About this exercise: In your reply, restate all of the records below word for word.

Stored data:
.....
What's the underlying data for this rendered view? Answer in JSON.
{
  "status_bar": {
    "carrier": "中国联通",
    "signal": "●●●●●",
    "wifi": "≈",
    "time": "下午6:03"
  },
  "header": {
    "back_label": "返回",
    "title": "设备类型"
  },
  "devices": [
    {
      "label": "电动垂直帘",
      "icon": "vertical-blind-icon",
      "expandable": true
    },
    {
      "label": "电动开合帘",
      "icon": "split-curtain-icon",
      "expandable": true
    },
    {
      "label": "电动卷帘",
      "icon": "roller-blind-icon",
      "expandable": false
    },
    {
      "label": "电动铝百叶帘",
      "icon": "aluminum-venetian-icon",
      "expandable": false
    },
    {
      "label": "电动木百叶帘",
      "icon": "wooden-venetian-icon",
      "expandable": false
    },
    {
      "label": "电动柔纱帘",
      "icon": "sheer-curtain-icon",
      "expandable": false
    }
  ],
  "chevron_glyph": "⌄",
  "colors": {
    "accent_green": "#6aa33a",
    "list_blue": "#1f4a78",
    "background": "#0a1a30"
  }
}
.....
Answer for this exercise:
What's the underlying data for this rendered view? Answer in JSON.
{
  "status_bar": {
    "carrier": "中国联通",
    "signal": "●●●●●",
    "wifi": "≈",
    "time": "下午6:03"
  },
  "header": {
    "back_label": "返回",
    "title": "设备类型"
  },
  "devices": [
    {
      "label": "电动垂直帘",
      "icon": "vertical-blind-icon",
      "expandable": true
    },
    {
      "label": "电动开合帘",
      "icon": "split-curtain-icon",
      "expandable": true
    },
    {
      "label": "电动卷帘",
      "icon": "roller-blind-icon",
      "expandable": false
    },
    {
      "label": "电动铝百叶帘",
      "icon": "aluminum-venetian-icon",
      "expandable": false
    },
    {
      "label": "电动木百叶帘",
      "icon": "wooden-venetian-icon",
      "expandable": false
    },
    {
      "label": "电动柔纱帘",
      "icon": "sheer-curtain-icon",
      "expandable": false
    }
  ],
  "chevron_glyph": "⌄",
  "colors": {
    "accent_green": "#6aa33a",
    "list_blue": "#1f4a78",
    "background": "#0a1a30"
  }
}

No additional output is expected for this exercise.